> **Description of the task**
Filter the material below down to the lines with the word "words" and give those lines.

> **Data for processing**
· · · · ·

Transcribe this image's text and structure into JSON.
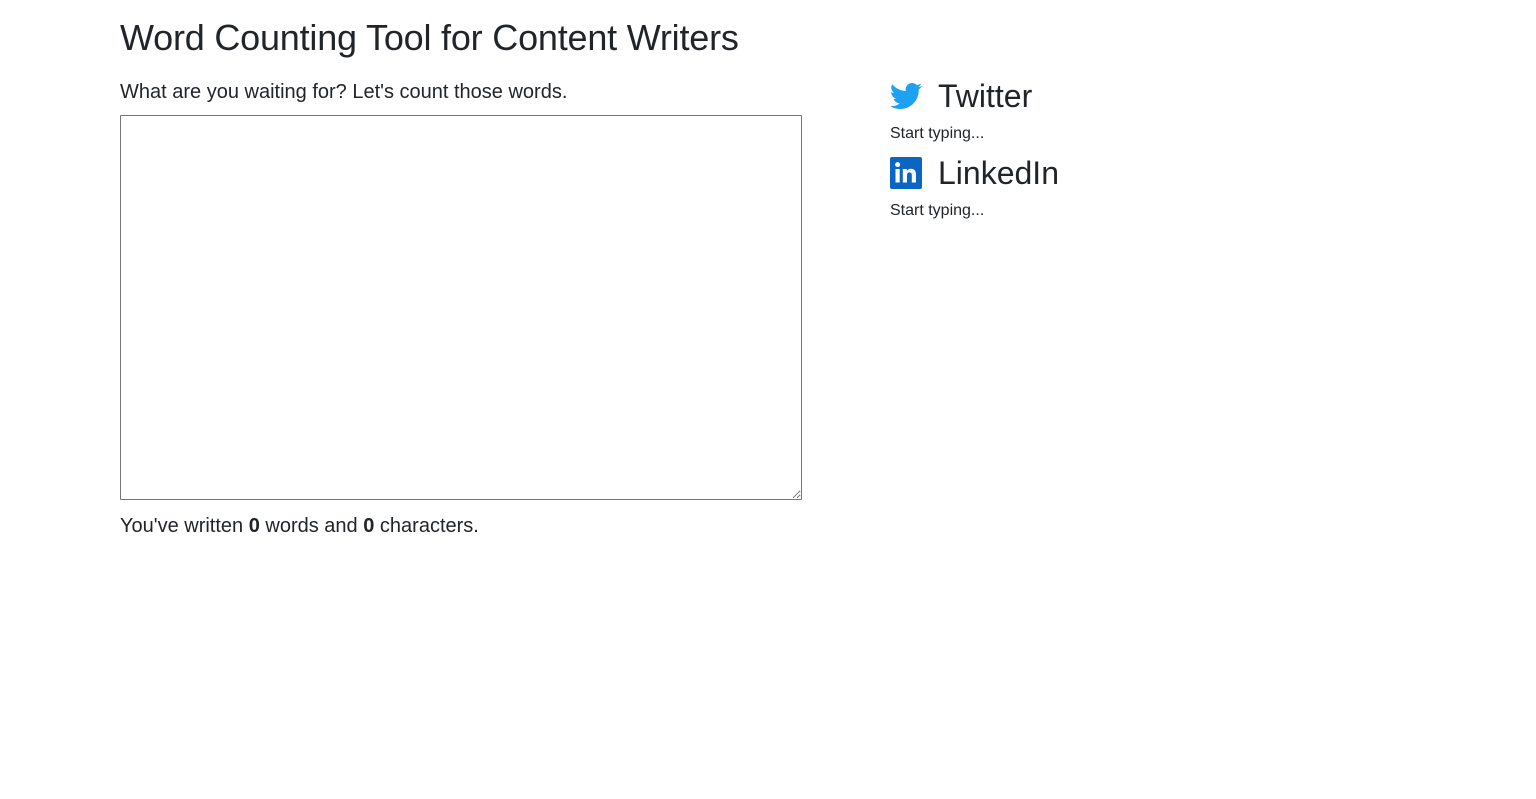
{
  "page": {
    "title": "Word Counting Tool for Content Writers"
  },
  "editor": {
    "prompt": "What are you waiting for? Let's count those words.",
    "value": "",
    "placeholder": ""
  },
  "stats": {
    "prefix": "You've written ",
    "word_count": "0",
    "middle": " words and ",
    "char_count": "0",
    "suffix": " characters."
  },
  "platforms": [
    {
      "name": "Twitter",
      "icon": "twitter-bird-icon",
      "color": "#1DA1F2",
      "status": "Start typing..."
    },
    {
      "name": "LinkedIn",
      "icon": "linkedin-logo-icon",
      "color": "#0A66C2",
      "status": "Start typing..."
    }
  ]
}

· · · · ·

> **Final answer**
    "prompt": "What are you waiting for? Let's count those words.",
    "middle": " words and ",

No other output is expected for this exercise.